There have been so many but I think an important one in surface-enhanced Raman spectroscopy (SERS) is that systems can be controlled to allow quantitative detection of bioanalytes which, coupled with the development of portable Raman spectrometers, has enabled so many great SERS assays to be developed that have real potential for translation into sensitive, quantitative, point of use clinical applications. Another area is the development of deep Raman approaches, pioneered by Pavel Matousek at Rutherford Appleton Laboratory, which opens up the possibility of meaningful Raman measurements at depth and in the future in vivo – and in humans.
Rohit Bhargava, Founder Professor and Director, Cancer Center at Illinois, University of Illinois at Urbana-Champaign, USA
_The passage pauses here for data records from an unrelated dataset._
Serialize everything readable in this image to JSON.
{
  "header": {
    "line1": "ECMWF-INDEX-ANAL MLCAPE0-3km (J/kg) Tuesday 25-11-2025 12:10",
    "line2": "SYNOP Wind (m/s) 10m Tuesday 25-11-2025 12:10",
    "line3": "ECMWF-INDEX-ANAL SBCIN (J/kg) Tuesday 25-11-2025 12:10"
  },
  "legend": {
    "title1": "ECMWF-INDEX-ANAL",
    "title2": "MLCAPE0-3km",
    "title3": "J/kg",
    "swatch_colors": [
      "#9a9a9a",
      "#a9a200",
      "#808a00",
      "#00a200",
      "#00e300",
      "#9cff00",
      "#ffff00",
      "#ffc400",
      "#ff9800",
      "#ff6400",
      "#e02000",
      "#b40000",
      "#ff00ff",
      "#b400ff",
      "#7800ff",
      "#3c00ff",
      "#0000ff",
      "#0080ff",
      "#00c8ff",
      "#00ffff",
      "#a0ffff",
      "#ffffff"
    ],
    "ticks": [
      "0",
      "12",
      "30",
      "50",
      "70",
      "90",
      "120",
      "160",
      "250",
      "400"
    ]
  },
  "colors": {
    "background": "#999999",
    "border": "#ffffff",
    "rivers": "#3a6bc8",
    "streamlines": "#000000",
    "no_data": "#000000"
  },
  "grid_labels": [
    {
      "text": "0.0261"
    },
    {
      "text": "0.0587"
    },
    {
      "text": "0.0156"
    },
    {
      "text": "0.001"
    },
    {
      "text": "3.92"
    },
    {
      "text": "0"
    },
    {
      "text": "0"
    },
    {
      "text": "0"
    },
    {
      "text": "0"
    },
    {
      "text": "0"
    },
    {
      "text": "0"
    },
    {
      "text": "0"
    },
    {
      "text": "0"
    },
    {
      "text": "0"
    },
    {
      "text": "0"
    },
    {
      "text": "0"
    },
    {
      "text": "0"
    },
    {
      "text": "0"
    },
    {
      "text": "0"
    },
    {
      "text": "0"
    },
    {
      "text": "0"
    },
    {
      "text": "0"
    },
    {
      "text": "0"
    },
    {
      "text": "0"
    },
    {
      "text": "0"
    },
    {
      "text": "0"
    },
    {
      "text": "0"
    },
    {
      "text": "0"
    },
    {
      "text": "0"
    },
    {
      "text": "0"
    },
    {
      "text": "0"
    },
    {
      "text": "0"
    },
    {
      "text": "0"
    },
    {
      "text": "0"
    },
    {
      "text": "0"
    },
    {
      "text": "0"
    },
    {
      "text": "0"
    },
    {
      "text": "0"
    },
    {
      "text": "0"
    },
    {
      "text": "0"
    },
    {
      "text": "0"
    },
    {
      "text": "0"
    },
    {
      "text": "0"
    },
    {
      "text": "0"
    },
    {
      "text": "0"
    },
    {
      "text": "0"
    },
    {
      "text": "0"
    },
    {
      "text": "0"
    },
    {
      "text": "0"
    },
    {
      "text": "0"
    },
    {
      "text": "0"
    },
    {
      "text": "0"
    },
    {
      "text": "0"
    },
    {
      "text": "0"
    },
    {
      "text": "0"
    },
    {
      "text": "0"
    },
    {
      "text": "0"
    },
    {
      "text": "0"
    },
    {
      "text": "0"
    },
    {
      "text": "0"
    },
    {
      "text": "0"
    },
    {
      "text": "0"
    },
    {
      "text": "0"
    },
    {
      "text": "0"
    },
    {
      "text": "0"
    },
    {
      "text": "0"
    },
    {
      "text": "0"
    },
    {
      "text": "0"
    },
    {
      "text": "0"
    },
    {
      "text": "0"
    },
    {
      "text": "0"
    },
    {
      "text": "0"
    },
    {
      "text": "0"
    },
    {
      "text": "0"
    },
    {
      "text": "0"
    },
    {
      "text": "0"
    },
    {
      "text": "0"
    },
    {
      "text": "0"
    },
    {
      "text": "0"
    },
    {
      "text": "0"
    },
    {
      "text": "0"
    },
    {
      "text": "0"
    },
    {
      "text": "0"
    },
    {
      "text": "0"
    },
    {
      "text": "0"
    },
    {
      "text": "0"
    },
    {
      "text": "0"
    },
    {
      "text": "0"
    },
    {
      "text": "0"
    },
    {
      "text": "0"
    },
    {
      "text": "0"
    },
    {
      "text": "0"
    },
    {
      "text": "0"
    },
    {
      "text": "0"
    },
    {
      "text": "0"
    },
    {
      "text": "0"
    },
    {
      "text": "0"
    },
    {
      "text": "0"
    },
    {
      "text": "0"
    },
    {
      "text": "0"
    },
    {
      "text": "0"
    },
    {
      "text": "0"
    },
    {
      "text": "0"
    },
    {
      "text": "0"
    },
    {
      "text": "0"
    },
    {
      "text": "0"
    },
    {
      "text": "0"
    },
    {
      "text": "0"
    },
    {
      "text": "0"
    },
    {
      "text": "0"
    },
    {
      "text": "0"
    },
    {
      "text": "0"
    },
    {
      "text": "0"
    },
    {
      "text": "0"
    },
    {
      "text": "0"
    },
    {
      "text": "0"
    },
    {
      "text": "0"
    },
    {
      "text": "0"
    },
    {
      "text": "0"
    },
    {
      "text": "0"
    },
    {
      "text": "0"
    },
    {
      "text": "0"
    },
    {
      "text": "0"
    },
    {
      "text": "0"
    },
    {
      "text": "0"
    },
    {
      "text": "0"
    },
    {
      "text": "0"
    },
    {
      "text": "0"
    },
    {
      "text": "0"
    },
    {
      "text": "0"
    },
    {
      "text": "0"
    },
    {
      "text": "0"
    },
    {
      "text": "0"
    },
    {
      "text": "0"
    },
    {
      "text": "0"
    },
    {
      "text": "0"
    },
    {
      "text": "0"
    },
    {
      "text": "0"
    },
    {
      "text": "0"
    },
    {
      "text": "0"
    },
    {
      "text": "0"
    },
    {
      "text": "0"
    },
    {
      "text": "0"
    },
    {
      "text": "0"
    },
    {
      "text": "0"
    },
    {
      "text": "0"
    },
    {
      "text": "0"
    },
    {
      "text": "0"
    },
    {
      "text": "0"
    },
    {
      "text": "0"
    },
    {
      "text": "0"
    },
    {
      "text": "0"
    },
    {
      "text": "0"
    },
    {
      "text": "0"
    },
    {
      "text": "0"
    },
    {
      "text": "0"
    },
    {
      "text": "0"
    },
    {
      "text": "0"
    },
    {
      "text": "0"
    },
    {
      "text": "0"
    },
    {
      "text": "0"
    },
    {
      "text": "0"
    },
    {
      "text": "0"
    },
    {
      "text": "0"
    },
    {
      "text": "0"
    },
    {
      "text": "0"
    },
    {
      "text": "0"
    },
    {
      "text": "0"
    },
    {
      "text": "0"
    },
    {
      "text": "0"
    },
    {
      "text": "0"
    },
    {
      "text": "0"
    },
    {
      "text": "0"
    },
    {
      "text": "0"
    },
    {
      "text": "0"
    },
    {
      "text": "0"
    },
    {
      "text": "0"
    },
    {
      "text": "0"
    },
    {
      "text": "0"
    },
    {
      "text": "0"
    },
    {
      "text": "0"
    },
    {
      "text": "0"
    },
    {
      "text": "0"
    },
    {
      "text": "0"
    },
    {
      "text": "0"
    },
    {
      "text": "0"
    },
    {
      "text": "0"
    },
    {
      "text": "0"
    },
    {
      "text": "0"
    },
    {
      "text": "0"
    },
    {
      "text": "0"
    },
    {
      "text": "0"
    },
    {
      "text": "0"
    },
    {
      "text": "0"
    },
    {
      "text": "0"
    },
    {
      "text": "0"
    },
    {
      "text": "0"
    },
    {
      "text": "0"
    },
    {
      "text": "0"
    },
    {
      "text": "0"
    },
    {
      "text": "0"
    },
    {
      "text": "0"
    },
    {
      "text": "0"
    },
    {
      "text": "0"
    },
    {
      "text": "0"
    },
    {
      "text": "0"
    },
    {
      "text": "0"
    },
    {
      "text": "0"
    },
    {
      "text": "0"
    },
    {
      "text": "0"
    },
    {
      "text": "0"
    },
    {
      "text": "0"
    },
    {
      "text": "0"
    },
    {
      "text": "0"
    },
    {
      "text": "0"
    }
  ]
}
The biggest breakthrough in our field has been the ready availability of tunable lasers across the mid-IR spectral region. Over the prior four decades, IR spectroscopy had become synonymous with Fourier transform (FT) spectroscopy. With the advent of the fast FT and computation, the multiplexing advantages of wide bandwidth IR spectroscopy made data recording so efficient that FT-IR spectroscopy became unparalleled in performance. With the availability of quantum cascade lasers, a widely tunable, high intensity source became available. This technology has changed our field – spurring the development of new instrumentation, fast imaging, and novel capabilities – and it promises to be the basis of many more advances.
Rachel Popelka-Filcoff, Rock Art Australia Minderoo Chair in Archaeological Science, School of Geography, Earth and Atmospheric Sciences, Faculty of Science, The University of Melbourne, Australia
All the various forms of X-ray spectroscopy and their associated instrumentation have been invaluable to my research. From hand-held portable X-ray fluorescence (PXRF), SEM-EDS, to high-resolution X-ray microscopy (XFM), these methods each have their own advantages in compositional analysis and elemental mapping. In the field of archaeological science, techniques that are non-destructive and/or non-invasive are vitally important – especially when it’s not possible to take samples from cultural heritage materials.
Duncan Graham, Distinguished Professor and Head of Department, Pure and Applied Chemistry, University of Strathclyde, Glasgow, UK
I really like the creation of new probes for sensing conditions/molecules inside cells using Raman and/or stimulated Raman scattering – I think this is really game changing. This approach makes use of the vibrational frequency of alkynes being in the cell silent region and then changing in response to different stimuli, for example, pH or glutathione. Amazing work has been coming out of Japan and the US in this area.